Far too many families end up fighting, or at least experiencing tension, over a family inheritance, but it does not have to be that way. Many families have worked through the details of divvying up a deceased relative’s property remarkably well and ended up even closer. Having counseled families for years, we offer the following advice to help you family avoid fighting over your property.
Be Open and Communicate With Family Members and Loved Ones
Hold a family meeting to discuss your final affairs and wishes. You do not necessarily need to discuss what and how much each person will be receiving, as that is always subject to change. You can, however, explain how you are dividing the property. If one person is getting a larger share than another, explain your reasons. Some may not agree with your rationale, but at least they will know why you made that decision. This can go a long way toward avoiding future litigation between siblings.
Write a Letter and Share it With Loved Ones
If you decide against a family meeting, another option is to write a letter carefully explaining your goals and wishes as they relate to your estate plan. In the letter, you can simply express your intentions in your own words without worrying about precise legal language. These letters are sometimes called letters of intent, a legacy letter, or an ethical will. This is especially important if you plan to leave a significant amount to a charity, organization, or a nonfamily member.

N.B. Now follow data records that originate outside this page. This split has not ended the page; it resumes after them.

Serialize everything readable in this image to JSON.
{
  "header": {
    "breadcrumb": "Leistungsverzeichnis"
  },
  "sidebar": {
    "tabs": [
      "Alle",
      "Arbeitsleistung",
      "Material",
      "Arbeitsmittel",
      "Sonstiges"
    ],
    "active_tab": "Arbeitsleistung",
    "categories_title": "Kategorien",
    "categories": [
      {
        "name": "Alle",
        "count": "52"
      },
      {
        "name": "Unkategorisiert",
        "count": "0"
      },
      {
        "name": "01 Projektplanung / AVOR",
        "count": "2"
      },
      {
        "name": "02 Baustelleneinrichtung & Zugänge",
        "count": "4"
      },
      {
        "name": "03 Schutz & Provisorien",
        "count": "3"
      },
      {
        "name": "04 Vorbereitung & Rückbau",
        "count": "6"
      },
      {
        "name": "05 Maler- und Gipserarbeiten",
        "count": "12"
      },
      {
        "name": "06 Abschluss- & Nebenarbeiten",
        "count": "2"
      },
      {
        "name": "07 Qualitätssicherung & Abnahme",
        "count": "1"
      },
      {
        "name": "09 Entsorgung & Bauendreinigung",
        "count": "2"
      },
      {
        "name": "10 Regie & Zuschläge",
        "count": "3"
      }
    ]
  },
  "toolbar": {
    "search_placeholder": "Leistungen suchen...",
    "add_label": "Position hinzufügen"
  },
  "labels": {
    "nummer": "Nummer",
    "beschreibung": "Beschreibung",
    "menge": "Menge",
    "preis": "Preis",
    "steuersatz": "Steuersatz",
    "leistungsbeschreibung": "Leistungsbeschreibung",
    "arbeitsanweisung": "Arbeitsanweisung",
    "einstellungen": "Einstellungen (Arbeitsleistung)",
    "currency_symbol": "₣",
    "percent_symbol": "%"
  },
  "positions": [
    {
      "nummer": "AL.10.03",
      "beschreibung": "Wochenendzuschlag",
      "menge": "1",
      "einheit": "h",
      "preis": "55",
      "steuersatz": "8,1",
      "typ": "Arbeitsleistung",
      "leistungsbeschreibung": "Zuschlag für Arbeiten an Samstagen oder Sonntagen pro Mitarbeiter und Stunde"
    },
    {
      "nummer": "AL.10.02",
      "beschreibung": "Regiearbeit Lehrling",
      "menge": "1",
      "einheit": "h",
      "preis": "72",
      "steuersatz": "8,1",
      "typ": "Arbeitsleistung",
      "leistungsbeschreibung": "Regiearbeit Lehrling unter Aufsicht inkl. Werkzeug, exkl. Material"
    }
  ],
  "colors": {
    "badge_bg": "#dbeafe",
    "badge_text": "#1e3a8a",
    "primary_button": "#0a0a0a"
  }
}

In order to ensure that your letter is not misunderstood, ask your attorney to review it. Your attorney can help ensure that you have not miscommunicated anything from would conflict with your plan. Keep in mind, this type of letter is not legally binding. However, it can be a good way to keep family informed about your intentions and to express your love and appreciation for family members and friends.
Settle on a Method for Personal Property Distribution
Many families find it helpful to discuss how personal property will be divided well ahead of a parent’s passing. Though many estate plans rely upon a personal property memorandum, it is not uncommon to discover a blank and unsigned memorandum. When this happens, most trusts and wills give discretion to the trustee or executor to distribute the property in equal shares to the beneficiaries. This often requires hiring an appraiser, holding an estate sale, and making equal distributions after the sale.
Some families have a much different sense of fairness, however, and would prefer to use a different method to divide property. For example, a trustee might allow each beneficiary to choose from a list of items in a rotating fashion. Alternatively, the family might have an auction where family members can bid with real money or play money that is doled out in equal shares before the auction. There are endless possibilities, and discussing the merits of the different options with family members can be an educational experience.
Review Your Estate Documents Regularly
In many instances, people discover that they either never fully understood what the content of their estate plan. It is important to review your estate planning documents frequently and write notes (just not on the documents themselves). These notes can help guide the discussion with your attorney. Call your attorney and request an explanation of that section and its impact on you and your family. If you attorney cannot give you an answer that you understand, you should consider working with an attorney who is better prepared. Preparation is key when it comes to helping you understand your documents and the impact they will have on you and your family.
Pay Close Attention to How Your Assets are Titled
A beautifully designed estate plan can fall apart if your assets are improperly titled. Be careful about jointly titling cash accounts and real estate. This is often done for convenience, but doing so can have some serious legal consequences. Aging parents often add a child to a bank account so that they can help pay bills. However, upon their passing, the entire value of the bank account will pass to the child rather than under the terms of the parent’s will or trust.
Check Beneficiary Designations
You should carefully examine beneficiary designations on life insurance and retirement accounts such as IRA and 401k accounts. This careful examination can ensure that they accord with your estate plan. In some cases, parents name a child or second spouse as the primary beneficiary of an insurance policy or retirement account. This is often done under the assumption that the will or trust will divide up the benefits according to the deceased’s wishes. This is not the case. In most jurisdictions, including Texas, the name listed on the beneficiary designation form will trump whatever the will or trust states. Beneficiary designations can have significant legal and tax consequences. Failing to properly update beneficiary designations can lead to surprising and often contentious results.
Spend More Time Together as a Family
Consider spending money to bring your loved ones together while you are still here. Many families have found that regularly funding a family vacation can strengthen relationships. Where good relationships exist, there is a much smaller change of contention between family members who value those relationships.
You have spent a lifetime acquiring property. The last thing you want is for that property to cause anger, resentment, or frustration among your loved ones. By following even one or two of these suggestions, you can make a huge difference in your legacy. A little effort now will pay big dividends when you are gone. Give us a call to schedule a time to speak with our attorney, Liz Nielsen.
Give Us a Call
Nielsen Law PLLC provides family focused estate planning to individuals and families in Austin, Round Rock, Cedar Park, and the Central Texas area. For more information and to learn about our firm, please contact us.